**Exercise aim**
When you repeat the entries below, please keep them exact and leave out the pictures.

**Extracted data**

┌────────

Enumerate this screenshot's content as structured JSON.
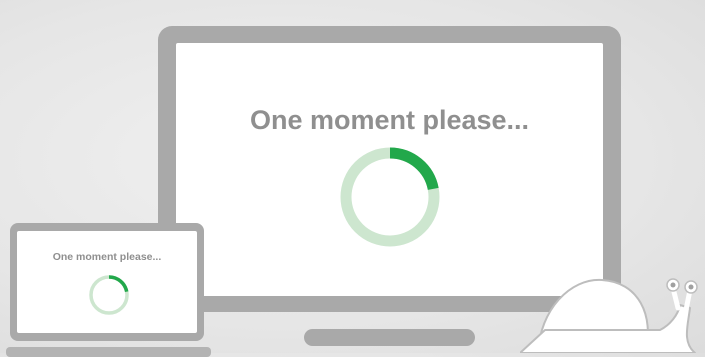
{
  "monitor": {
    "message": "One moment please...",
    "spinner": {
      "progress": 0.22,
      "track_color": "#cde6cf",
      "fill_color": "#22a84b"
    }
  },
  "laptop": {
    "message": "One moment please...",
    "spinner": {
      "progress": 0.22,
      "track_color": "#cde6cf",
      "fill_color": "#22a84b"
    }
  },
  "decor": {
    "snail_icon": "snail-icon",
    "device_color": "#a9a9a9"
  }
}
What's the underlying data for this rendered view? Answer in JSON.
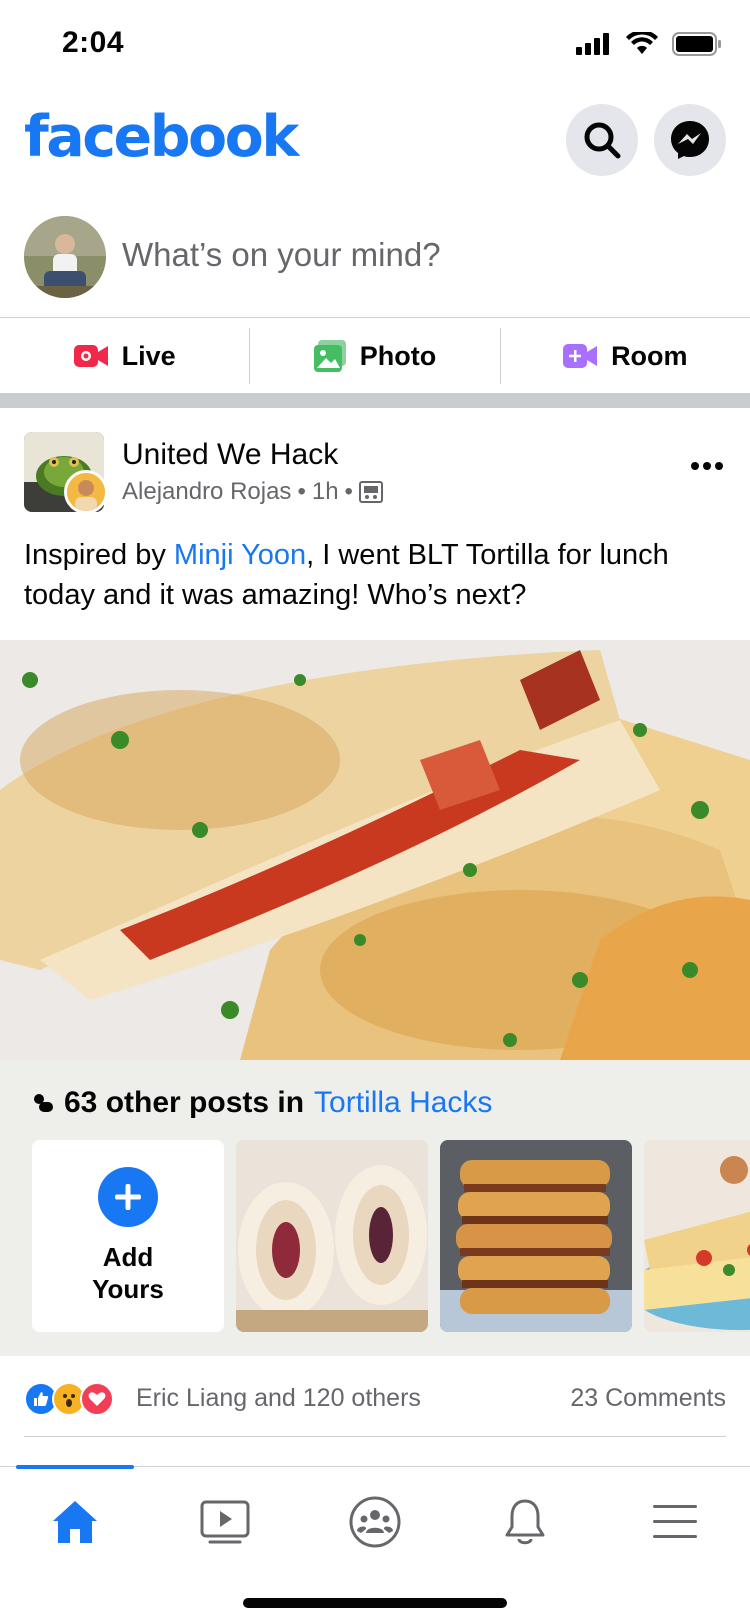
{
  "status_bar": {
    "time": "2:04"
  },
  "header": {
    "logo": "facebook",
    "search_icon": "search-icon",
    "messenger_icon": "messenger-icon"
  },
  "composer": {
    "placeholder": "What’s on your mind?"
  },
  "actions": [
    {
      "label": "Live",
      "icon": "live-video-icon",
      "color": "#f02849"
    },
    {
      "label": "Photo",
      "icon": "photo-icon",
      "color": "#45bd62"
    },
    {
      "label": "Room",
      "icon": "room-icon",
      "color": "#a970ff"
    }
  ],
  "post": {
    "group_name": "United We Hack",
    "author": "Alejandro Rojas",
    "time": "1h",
    "text_before": "Inspired by ",
    "mention": "Minji Yoon",
    "text_after": ", I went BLT Tortilla for lunch today and it was amazing! Who’s next?"
  },
  "hacks": {
    "title_prefix": "63 other posts in ",
    "link": "Tortilla Hacks",
    "add_label_line1": "Add",
    "add_label_line2": "Yours"
  },
  "reactions": {
    "summary": "Eric Liang and 120 others",
    "comments": "23 Comments",
    "types": [
      "like",
      "wow",
      "love"
    ]
  },
  "tabbar": {
    "tabs": [
      "home-icon",
      "watch-icon",
      "groups-icon",
      "notifications-icon",
      "menu-icon"
    ],
    "active": "home",
    "accent": "#1877f2"
  }
}
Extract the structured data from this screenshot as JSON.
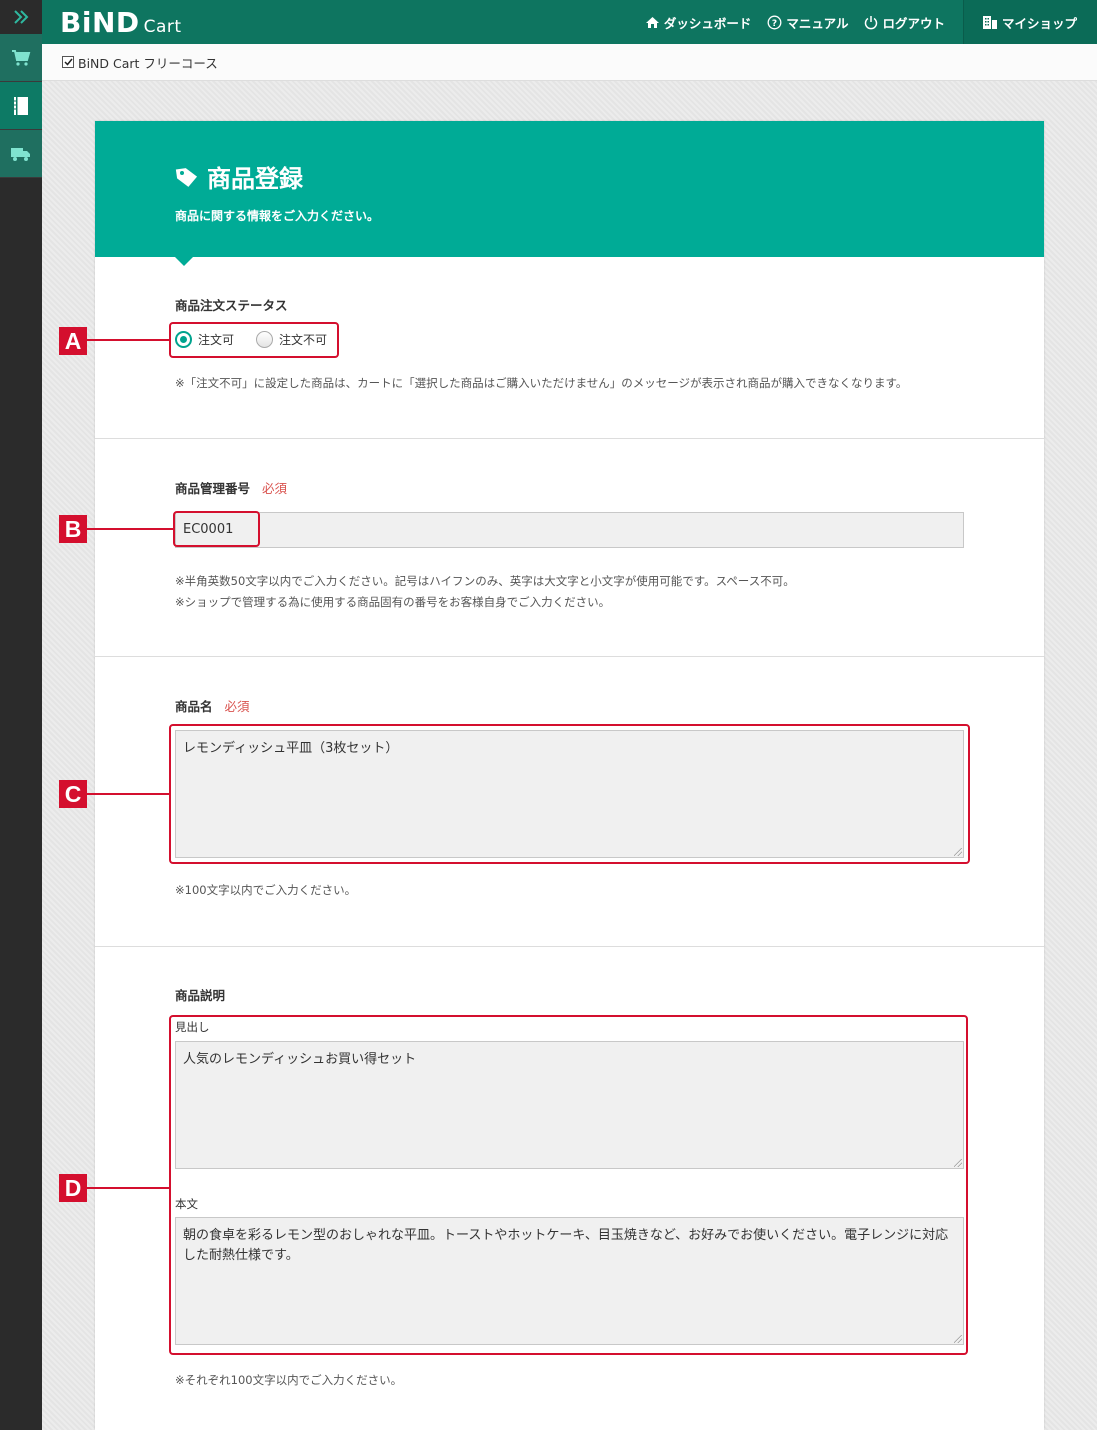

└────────

**Solution**
Enumerate this screenshot's content as structured JSON.
{
  "monitor": {
    "message": "One moment please...",
    "spinner": {
      "progress": 0.22,
      "track_color": "#cde6cf",
      "fill_color": "#22a84b"
    }
  },
  "laptop": {
    "message": "One moment please...",
    "spinner": {
      "progress": 0.22,
      "track_color": "#cde6cf",
      "fill_color": "#22a84b"
    }
  },
  "decor": {
    "snail_icon": "snail-icon",
    "device_color": "#a9a9a9"
  }
}
What's the underlying data for this rendered view? Answer in JSON.
{
  "status_bar": {
    "time": "2:04"
  },
  "header": {
    "logo": "facebook",
    "search_icon": "search-icon",
    "messenger_icon": "messenger-icon"
  },
  "composer": {
    "placeholder": "What’s on your mind?"
  },
  "actions": [
    {
      "label": "Live",
      "icon": "live-video-icon",
      "color": "#f02849"
    },
    {
      "label": "Photo",
      "icon": "photo-icon",
      "color": "#45bd62"
    },
    {
      "label": "Room",
      "icon": "room-icon",
      "color": "#a970ff"
    }
  ],
  "post": {
    "group_name": "United We Hack",
    "author": "Alejandro Rojas",
    "time": "1h",
    "text_before": "Inspired by ",
    "mention": "Minji Yoon",
    "text_after": ", I went BLT Tortilla for lunch today and it was amazing! Who’s next?"
  },
  "hacks": {
    "title_prefix": "63 other posts in ",
    "link": "Tortilla Hacks",
    "add_label_line1": "Add",
    "add_label_line2": "Yours"
  },
  "reactions": {
    "summary": "Eric Liang and 120 others",
    "comments": "23 Comments",
    "types": [
      "like",
      "wow",
      "love"
    ]
  },
  "tabbar": {
    "tabs": [
      "home-icon",
      "watch-icon",
      "groups-icon",
      "notifications-icon",
      "menu-icon"
    ],
    "active": "home",
    "accent": "#1877f2"
  }
}
Extract the structured data from this screenshot as JSON.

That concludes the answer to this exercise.